It can be a somewhat lonely job inspecting buildings in the depths of winter, or slightly scary when we find ourselves hovering over a roof in a cherry picker on a windy day. Then, the next day there is the hustle and bustle of managing a project on site, often liaising between senior business professionals and the workers on site. This is not a skill that everyone can master – but if done successfully brings the whole project team together and gets the job done.
Project management is a profession in itself, but having in-depth construction, design and property expertise can provide our clients with access to wide range of options they may not have previously considered. A client may contact us because their business is expanding and they want to extend their current facility. Having examined the space and looked at the lease – as well as considering the long-term plans of the business, we may suggest looking for an alternative premises. This might then involve assisting with the property search, reviewing the lease terms, negotiating the rental agreement, managing the relocation, planning the space, applying for planning consent, managing any works required, carrying out a dilapidations assessment on the old property and negotiating a settlement on exiting that property. From the initial idea to the final operations – our involvement could be paramount in achieving a successful outcome for the business.
If a company is moving out of a premises – whether the business has been downsized or is moving to a more suitable building elsewhere – the cost of exiting a property without being properly prepared could induce a nasty shock – as we have seen many times with tenants that ask for our help after they have moved on. Dilapidations expertise, one of a building surveyor’s key skills, combines knowledge of leases and the cost of works to find a settlement that is fair for both the tenant and landlord. Not understanding a lease fully, a tenant could inadvertently sign up to a whole host of terms which could amount to thousands, if not tens of thousands of pounds at the end of the lease. Whilst solicitors would normally flag unreasonable or dubious terms – an understanding of the condition of the building and what the landlord expects at the end of the lease is something only a building surveyor could provide.
The building surveyor is always a handy person to have on your side. If we are involved at an early stage we can interpret a client’s unique needs and provide advice that will help them to achieve their goals. If necessary, we can appoint a team appropriate for a project, that is briefed properly, and designs something that is suitable for the budget, space and requirements. At Morse Consultants, we guide our clients gently through every process to ensure they are fully aware of the implications of their decisions and we are always available to provide advice and support long after a project or piece of work is completed.

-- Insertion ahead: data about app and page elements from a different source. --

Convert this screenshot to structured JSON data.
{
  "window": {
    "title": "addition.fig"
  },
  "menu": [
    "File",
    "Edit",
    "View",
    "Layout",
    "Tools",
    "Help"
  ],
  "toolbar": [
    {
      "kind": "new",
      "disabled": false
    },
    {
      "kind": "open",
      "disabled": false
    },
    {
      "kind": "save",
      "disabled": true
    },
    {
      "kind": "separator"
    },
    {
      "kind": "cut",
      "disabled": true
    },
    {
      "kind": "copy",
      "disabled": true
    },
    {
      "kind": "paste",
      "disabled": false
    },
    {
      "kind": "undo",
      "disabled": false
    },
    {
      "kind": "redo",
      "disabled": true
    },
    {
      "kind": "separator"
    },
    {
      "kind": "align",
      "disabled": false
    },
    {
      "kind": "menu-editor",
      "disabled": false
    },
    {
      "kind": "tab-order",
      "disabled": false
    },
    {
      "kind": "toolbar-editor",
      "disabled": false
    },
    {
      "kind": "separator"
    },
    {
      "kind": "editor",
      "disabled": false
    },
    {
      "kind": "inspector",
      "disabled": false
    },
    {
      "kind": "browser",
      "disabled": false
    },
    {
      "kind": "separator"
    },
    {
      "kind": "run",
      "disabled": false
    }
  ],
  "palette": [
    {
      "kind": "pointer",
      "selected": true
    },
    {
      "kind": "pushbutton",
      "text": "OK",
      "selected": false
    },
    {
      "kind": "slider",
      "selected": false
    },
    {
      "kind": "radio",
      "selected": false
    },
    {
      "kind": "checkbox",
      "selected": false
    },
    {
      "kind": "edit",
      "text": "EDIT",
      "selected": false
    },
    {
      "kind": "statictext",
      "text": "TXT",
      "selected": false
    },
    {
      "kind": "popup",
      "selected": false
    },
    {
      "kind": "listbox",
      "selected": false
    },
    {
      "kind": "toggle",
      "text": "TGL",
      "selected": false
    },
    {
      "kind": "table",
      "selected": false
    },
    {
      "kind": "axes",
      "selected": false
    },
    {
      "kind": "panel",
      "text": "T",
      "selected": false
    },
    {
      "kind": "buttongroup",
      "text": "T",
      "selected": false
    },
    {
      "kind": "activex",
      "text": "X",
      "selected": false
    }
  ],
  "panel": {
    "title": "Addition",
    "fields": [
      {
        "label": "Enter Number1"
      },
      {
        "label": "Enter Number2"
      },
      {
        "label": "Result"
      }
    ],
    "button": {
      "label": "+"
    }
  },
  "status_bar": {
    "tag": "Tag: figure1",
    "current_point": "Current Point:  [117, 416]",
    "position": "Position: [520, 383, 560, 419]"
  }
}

So….let the building surveyors unite and help businesses everywhere! And maybe you might see more of us on TV sometime soon…